Segment Open

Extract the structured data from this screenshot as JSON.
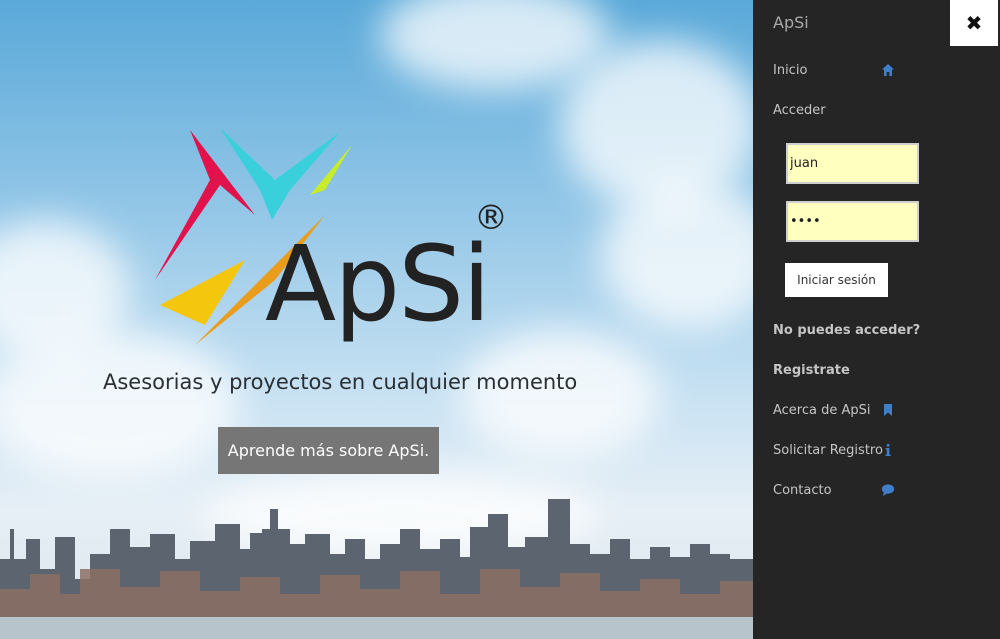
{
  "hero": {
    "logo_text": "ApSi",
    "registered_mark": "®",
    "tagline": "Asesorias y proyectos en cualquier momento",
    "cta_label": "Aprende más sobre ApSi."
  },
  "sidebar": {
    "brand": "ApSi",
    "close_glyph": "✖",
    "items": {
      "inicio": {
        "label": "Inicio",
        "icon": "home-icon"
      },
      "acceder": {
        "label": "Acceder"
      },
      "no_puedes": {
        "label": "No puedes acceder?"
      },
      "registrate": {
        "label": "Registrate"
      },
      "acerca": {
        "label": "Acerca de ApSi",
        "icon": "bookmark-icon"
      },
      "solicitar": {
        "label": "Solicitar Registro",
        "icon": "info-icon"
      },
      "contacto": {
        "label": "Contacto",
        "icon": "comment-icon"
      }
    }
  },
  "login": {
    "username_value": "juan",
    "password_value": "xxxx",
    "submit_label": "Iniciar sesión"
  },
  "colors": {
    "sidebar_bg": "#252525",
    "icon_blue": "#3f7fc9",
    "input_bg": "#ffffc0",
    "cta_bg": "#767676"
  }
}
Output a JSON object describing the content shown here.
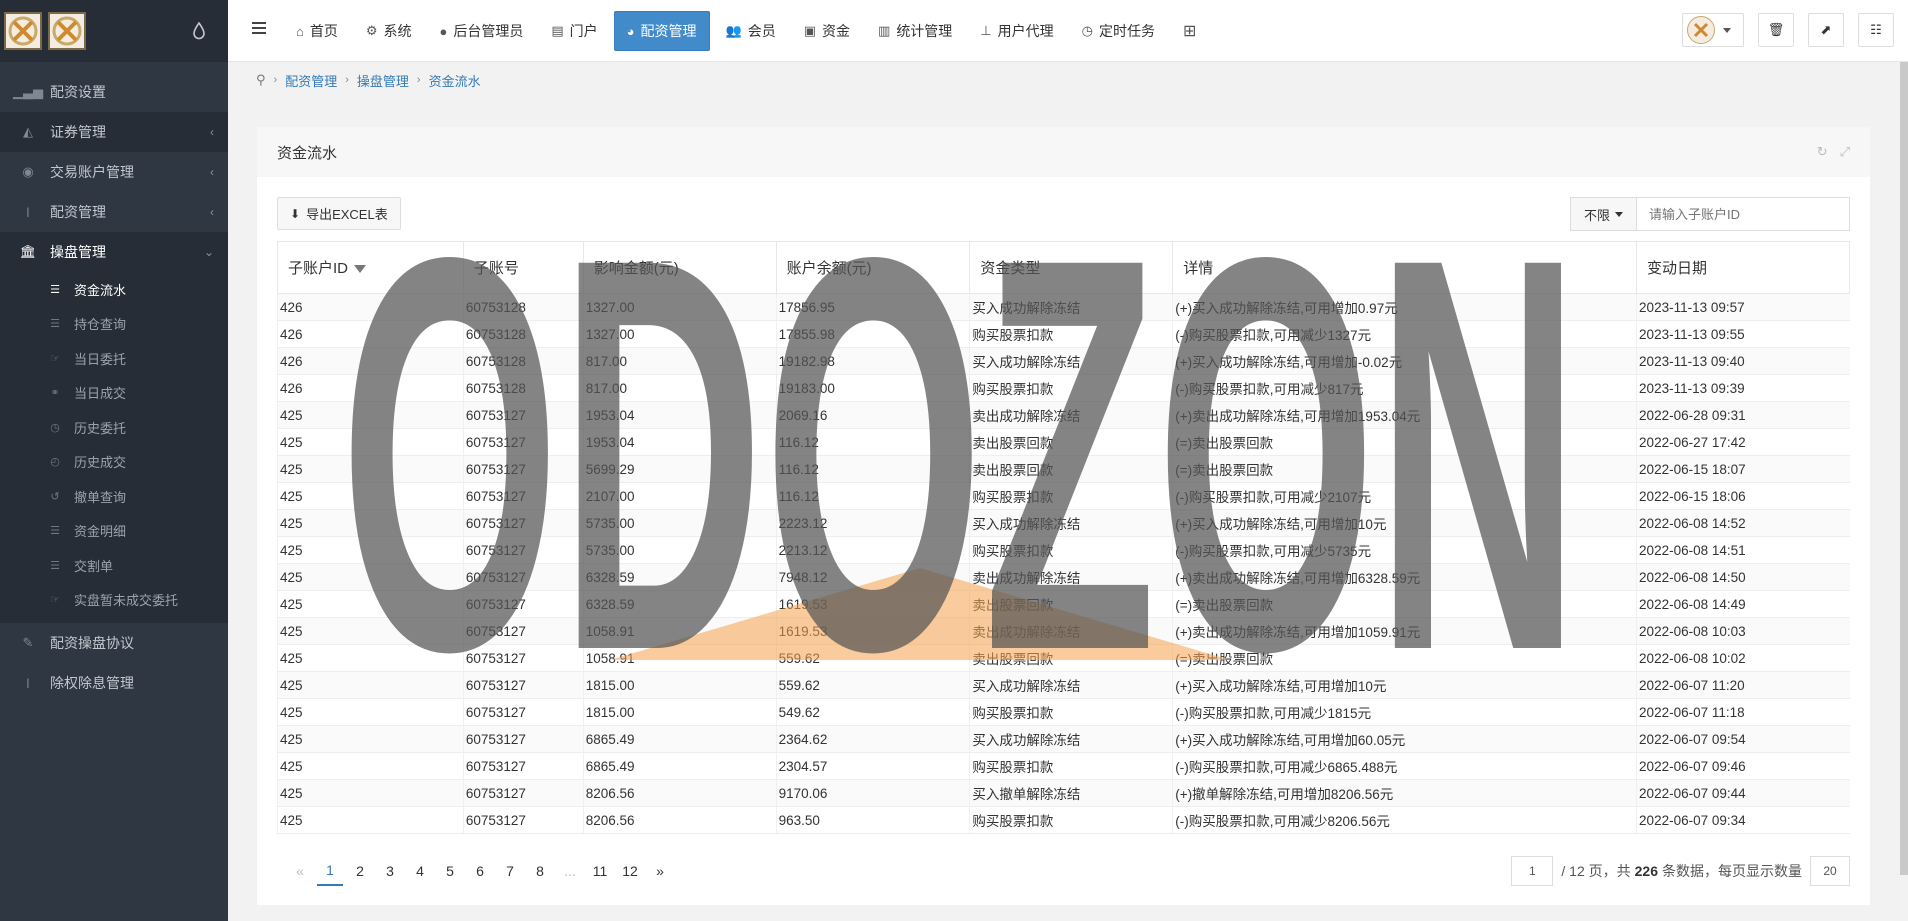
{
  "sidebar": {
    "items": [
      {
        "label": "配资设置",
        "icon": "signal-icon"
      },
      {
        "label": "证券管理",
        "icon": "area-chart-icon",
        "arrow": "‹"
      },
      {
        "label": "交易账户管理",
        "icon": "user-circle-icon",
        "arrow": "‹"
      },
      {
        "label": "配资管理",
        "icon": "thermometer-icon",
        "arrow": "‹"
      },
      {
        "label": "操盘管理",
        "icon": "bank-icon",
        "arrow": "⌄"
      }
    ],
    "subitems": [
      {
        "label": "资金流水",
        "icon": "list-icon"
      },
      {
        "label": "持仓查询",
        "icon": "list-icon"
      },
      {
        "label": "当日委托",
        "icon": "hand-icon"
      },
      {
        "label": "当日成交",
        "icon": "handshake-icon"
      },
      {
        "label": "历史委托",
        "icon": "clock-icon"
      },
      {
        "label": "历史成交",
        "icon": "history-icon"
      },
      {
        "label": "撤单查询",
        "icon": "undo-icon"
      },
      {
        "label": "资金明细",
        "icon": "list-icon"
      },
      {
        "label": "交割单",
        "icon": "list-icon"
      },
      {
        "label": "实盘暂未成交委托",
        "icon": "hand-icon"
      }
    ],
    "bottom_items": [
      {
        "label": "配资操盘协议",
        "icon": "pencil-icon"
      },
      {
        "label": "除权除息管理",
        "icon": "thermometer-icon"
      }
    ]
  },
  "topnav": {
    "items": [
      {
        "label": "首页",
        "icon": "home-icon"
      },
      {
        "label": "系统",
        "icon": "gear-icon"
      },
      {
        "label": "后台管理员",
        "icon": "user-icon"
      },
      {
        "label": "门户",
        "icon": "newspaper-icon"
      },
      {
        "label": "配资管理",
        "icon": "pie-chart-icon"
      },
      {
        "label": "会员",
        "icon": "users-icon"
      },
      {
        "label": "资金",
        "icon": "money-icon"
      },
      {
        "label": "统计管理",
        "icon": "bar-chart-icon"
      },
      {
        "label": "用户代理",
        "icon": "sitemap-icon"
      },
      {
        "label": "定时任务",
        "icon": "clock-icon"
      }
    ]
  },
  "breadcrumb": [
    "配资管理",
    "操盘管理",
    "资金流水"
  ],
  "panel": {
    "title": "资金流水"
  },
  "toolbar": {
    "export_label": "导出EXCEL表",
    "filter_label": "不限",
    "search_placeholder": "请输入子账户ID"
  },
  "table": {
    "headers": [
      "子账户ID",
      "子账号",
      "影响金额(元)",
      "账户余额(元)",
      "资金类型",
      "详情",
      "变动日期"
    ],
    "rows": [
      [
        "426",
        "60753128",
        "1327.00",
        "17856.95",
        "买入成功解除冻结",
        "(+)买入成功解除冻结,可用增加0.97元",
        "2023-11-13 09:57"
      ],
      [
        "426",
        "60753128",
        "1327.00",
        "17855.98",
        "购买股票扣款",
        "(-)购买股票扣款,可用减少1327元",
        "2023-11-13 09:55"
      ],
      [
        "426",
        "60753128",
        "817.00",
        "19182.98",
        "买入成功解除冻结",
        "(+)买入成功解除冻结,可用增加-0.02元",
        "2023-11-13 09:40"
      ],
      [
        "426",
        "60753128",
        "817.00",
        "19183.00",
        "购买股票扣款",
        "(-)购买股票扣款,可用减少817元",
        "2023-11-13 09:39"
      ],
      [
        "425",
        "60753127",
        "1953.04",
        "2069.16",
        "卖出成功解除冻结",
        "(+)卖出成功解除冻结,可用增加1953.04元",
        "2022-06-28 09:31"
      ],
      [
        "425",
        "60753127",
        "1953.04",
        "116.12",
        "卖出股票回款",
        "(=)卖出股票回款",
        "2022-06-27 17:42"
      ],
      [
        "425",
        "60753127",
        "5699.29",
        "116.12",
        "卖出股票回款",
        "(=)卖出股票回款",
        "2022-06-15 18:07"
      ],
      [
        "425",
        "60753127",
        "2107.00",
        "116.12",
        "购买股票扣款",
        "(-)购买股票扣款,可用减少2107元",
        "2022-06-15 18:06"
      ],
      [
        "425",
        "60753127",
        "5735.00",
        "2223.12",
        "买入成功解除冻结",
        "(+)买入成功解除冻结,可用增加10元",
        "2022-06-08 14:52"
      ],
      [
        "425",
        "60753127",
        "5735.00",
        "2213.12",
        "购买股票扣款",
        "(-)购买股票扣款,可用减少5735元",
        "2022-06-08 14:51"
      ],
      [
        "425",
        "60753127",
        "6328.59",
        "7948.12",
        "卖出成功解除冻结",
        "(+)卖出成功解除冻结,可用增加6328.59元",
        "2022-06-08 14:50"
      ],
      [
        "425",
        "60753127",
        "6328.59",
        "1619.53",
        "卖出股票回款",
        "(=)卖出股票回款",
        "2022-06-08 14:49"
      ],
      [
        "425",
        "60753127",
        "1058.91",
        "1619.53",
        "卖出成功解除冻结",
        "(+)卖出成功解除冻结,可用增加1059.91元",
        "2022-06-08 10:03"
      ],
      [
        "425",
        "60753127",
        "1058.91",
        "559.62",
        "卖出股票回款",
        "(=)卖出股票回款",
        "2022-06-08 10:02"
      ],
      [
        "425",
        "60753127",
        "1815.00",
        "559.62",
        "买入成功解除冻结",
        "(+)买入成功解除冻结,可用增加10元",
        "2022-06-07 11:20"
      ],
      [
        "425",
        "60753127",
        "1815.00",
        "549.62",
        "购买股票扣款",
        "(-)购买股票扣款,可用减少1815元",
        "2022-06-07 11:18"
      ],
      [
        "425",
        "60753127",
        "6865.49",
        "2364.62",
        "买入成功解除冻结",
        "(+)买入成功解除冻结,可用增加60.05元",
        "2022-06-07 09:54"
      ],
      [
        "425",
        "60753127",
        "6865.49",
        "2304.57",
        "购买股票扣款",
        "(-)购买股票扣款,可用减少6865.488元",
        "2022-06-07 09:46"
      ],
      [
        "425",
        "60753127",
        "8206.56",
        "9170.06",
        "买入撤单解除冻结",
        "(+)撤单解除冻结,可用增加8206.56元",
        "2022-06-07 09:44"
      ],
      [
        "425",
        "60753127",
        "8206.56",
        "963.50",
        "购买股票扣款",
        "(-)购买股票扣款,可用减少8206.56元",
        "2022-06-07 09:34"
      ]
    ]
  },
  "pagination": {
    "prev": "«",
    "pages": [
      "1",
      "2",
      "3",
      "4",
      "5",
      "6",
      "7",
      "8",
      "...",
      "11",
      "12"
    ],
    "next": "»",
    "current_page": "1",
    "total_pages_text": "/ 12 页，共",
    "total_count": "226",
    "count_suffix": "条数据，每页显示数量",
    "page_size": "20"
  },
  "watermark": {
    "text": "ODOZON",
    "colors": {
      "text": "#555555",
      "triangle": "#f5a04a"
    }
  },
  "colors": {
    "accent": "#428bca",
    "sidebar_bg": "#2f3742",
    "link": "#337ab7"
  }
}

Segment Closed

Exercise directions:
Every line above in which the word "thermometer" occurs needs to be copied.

Written answer:
        "icon": "thermometer-icon",
        "icon": "thermometer-icon"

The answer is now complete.